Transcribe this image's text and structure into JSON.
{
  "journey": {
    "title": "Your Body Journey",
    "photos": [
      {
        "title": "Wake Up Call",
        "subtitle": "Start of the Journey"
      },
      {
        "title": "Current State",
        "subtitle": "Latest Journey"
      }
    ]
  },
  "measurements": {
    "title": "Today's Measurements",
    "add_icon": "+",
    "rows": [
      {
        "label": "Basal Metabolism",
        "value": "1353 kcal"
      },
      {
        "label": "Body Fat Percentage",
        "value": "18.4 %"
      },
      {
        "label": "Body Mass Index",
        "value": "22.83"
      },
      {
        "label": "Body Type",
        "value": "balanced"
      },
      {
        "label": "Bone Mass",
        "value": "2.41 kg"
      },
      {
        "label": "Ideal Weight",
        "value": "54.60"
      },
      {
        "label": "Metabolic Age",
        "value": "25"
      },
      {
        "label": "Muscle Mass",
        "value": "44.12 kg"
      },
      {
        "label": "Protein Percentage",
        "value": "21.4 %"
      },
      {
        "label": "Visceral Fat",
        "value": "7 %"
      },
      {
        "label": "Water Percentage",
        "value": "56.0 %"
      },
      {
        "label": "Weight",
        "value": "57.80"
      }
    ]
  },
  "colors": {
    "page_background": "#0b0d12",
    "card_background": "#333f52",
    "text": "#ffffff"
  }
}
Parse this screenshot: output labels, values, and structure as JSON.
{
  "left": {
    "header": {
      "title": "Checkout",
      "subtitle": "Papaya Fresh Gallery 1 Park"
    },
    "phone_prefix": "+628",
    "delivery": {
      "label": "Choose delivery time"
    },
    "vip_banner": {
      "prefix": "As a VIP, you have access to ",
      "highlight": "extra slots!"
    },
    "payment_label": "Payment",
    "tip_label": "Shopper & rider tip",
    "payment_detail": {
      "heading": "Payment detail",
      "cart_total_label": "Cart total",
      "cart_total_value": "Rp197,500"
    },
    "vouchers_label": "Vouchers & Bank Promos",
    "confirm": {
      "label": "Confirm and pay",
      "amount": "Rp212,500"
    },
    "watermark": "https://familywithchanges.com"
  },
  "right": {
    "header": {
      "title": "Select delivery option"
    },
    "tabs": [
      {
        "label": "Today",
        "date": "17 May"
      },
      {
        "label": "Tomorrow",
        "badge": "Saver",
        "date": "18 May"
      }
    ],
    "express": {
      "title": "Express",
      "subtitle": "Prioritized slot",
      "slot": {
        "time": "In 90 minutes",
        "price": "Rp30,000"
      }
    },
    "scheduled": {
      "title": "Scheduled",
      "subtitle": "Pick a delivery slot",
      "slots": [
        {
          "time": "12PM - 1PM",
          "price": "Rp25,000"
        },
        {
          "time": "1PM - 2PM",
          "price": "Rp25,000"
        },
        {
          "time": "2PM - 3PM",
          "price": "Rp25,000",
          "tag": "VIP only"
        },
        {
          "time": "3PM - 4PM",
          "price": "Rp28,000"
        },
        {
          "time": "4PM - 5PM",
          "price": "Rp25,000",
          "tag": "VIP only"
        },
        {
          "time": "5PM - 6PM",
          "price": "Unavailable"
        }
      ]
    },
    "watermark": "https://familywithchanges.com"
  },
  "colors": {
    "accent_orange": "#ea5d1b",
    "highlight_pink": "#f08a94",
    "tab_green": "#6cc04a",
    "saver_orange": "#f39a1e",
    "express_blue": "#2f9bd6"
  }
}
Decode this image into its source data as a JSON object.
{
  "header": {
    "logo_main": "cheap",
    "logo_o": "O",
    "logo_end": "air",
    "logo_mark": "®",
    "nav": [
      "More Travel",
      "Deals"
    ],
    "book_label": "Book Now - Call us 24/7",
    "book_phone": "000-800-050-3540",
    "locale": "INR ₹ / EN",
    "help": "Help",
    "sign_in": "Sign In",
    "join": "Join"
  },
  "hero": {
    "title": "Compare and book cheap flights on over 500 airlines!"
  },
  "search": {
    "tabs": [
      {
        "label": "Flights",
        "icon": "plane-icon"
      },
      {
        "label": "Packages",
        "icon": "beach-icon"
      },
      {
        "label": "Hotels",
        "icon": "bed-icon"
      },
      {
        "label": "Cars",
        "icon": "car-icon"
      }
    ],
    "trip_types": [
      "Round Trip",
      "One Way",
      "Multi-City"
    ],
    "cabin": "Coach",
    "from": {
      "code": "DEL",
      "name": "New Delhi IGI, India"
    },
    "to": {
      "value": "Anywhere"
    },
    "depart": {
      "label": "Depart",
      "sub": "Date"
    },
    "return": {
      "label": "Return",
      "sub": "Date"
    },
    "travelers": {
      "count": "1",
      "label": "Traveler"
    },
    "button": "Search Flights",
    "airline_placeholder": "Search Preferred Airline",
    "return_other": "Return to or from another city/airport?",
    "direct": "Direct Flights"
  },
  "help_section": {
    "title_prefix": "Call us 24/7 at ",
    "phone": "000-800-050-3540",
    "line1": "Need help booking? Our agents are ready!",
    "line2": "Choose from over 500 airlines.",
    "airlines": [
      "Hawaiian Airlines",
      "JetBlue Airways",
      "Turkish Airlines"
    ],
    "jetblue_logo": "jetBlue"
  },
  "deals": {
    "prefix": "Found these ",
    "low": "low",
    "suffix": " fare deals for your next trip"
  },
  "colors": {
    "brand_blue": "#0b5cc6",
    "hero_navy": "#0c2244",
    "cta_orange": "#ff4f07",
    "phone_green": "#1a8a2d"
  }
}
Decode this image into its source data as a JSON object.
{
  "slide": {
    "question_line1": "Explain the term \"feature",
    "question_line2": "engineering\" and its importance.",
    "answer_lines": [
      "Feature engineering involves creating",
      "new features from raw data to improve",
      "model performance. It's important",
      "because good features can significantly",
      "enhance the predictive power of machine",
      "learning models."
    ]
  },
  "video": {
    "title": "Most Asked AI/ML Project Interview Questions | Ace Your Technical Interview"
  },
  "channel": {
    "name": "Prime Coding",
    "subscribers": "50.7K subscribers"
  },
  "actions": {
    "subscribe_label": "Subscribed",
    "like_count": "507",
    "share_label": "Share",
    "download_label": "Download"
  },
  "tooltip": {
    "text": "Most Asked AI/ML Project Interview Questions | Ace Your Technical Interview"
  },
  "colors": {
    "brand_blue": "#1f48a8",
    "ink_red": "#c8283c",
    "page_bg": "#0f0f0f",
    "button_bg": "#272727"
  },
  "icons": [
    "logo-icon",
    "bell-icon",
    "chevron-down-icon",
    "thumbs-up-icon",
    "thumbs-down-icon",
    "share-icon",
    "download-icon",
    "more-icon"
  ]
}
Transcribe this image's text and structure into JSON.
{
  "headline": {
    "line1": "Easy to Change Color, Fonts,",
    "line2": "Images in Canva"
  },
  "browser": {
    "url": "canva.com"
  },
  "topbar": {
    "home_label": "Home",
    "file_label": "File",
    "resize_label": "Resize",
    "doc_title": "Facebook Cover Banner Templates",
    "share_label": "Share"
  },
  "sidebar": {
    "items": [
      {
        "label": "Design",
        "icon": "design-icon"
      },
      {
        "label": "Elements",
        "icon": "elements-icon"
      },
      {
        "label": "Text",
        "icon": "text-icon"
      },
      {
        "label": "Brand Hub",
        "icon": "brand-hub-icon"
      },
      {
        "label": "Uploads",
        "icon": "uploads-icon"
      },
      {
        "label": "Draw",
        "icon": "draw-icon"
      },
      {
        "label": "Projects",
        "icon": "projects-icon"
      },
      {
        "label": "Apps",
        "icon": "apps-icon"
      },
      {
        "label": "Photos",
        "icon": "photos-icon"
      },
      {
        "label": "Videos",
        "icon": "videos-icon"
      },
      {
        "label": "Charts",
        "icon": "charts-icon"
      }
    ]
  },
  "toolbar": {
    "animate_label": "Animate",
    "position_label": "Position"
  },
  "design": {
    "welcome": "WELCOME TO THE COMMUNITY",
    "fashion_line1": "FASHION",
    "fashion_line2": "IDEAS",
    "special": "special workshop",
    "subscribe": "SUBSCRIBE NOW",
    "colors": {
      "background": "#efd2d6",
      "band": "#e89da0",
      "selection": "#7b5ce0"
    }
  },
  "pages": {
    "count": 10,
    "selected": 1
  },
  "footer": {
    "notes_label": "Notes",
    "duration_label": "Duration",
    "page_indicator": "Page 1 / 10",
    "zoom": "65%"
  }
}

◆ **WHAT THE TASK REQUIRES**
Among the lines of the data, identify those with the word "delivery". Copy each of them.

◆ **YOUR RESPONSE**
    "delivery": {
      "label": "Choose delivery time"
      "title": "Select delivery option"
      "subtitle": "Pick a delivery slot",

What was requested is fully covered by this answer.